• **DATA FOR ANALYSIS**

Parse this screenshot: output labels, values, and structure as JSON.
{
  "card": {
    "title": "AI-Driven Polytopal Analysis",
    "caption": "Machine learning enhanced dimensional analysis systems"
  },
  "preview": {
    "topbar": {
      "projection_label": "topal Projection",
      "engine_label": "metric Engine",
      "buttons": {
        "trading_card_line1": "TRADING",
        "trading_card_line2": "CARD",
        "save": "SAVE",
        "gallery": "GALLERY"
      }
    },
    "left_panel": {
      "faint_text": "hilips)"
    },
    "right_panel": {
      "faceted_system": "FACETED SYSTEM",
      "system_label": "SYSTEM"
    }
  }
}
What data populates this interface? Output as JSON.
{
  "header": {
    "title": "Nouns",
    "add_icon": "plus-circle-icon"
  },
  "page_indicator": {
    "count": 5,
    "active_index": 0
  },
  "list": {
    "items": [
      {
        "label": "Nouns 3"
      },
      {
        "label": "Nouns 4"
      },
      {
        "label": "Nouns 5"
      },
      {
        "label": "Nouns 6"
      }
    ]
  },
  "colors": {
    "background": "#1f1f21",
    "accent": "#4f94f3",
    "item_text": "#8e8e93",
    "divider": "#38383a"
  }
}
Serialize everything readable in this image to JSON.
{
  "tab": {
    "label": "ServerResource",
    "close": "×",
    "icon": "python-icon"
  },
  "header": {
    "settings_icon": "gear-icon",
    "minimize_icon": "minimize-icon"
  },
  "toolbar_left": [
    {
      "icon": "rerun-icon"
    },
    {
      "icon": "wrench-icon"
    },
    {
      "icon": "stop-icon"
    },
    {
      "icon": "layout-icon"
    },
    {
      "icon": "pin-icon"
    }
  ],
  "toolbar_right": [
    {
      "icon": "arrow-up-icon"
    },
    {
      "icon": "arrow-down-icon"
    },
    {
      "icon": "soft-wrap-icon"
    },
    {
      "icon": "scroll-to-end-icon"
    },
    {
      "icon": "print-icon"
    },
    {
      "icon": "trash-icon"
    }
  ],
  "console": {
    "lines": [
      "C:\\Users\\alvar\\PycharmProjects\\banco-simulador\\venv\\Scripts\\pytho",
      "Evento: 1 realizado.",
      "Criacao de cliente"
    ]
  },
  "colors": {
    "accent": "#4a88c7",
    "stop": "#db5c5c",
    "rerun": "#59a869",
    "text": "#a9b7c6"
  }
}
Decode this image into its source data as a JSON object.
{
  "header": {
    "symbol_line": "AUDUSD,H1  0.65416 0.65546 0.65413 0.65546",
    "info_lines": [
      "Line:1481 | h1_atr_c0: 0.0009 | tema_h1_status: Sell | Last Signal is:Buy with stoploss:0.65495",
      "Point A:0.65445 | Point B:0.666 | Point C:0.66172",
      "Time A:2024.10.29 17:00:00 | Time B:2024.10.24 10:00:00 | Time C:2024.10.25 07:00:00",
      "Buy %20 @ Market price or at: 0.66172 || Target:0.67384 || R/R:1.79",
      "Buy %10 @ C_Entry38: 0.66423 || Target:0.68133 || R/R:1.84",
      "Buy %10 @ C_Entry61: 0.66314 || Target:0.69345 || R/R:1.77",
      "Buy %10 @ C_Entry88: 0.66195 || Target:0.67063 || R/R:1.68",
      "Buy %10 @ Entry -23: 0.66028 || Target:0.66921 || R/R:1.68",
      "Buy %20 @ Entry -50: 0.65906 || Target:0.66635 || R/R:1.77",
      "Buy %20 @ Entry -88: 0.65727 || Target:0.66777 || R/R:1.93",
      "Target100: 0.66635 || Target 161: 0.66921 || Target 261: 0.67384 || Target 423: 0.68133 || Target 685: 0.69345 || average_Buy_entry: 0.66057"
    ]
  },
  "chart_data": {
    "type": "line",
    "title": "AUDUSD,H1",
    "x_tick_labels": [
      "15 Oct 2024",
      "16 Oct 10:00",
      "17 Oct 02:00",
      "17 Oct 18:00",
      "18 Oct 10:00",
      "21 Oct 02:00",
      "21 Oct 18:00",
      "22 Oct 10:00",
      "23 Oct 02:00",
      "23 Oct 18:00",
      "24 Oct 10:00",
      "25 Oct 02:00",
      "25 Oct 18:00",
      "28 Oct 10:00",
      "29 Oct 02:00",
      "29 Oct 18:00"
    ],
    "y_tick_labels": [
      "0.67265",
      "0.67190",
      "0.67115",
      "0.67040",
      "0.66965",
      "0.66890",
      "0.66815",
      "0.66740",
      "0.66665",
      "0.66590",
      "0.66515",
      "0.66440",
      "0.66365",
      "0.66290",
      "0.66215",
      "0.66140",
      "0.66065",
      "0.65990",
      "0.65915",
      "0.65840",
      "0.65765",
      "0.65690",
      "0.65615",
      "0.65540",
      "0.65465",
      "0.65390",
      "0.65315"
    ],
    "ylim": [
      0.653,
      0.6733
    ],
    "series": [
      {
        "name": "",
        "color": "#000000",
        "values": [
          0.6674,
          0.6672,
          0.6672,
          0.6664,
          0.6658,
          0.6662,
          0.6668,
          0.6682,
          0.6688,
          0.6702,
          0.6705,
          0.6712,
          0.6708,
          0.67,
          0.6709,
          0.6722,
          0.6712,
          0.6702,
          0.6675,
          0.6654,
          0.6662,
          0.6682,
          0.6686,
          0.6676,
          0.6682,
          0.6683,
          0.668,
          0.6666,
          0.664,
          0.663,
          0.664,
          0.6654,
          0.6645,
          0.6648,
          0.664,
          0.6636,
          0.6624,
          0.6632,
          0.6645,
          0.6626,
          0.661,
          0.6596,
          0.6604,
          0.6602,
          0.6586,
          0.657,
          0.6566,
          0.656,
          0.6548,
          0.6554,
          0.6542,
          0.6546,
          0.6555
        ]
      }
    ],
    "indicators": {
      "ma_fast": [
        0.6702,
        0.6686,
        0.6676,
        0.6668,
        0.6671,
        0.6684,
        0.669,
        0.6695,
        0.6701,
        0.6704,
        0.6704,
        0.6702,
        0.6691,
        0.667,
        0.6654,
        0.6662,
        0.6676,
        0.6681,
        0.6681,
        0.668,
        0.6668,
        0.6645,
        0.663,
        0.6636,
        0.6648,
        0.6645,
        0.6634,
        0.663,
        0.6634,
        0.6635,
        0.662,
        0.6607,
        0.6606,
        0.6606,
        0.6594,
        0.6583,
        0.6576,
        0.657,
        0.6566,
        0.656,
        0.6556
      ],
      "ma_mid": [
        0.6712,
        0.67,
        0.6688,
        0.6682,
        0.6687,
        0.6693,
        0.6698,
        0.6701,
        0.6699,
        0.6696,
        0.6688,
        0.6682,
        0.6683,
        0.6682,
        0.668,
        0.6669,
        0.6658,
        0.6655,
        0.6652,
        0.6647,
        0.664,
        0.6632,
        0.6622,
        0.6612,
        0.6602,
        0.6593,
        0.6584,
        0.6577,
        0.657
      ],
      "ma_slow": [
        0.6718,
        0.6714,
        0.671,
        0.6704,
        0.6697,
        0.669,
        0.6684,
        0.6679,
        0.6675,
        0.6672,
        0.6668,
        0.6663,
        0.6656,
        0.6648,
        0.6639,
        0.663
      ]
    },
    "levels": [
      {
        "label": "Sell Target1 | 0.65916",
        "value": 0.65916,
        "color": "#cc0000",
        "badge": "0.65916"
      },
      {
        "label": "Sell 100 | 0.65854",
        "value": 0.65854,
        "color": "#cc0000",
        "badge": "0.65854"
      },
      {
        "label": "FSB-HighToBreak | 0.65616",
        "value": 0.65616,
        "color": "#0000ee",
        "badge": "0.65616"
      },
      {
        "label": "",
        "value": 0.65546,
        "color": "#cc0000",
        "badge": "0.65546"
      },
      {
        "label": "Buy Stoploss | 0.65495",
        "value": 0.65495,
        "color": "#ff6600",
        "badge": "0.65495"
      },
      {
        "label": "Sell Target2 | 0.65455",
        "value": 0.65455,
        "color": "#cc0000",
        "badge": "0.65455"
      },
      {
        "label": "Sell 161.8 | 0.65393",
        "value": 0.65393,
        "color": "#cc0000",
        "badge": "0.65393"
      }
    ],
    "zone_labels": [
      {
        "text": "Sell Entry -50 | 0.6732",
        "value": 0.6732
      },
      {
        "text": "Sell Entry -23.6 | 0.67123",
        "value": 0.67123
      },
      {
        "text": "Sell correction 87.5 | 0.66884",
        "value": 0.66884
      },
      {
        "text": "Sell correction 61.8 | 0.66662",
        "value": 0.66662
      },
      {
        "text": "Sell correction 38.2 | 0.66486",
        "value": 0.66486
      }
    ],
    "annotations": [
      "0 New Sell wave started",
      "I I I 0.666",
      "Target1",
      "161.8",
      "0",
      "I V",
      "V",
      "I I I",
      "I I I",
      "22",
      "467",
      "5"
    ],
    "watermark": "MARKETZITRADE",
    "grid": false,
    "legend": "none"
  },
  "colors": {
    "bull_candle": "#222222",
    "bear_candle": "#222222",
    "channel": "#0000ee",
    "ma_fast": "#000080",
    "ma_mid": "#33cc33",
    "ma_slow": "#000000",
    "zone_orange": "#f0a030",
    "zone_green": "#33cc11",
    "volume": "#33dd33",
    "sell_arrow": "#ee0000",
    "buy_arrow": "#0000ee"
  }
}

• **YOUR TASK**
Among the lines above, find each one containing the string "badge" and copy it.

• **RESPONSE**
        "badge": "0.65916"
        "badge": "0.65854"
        "badge": "0.65616"
        "badge": "0.65546"
        "badge": "0.65495"
        "badge": "0.65455"
        "badge": "0.65393"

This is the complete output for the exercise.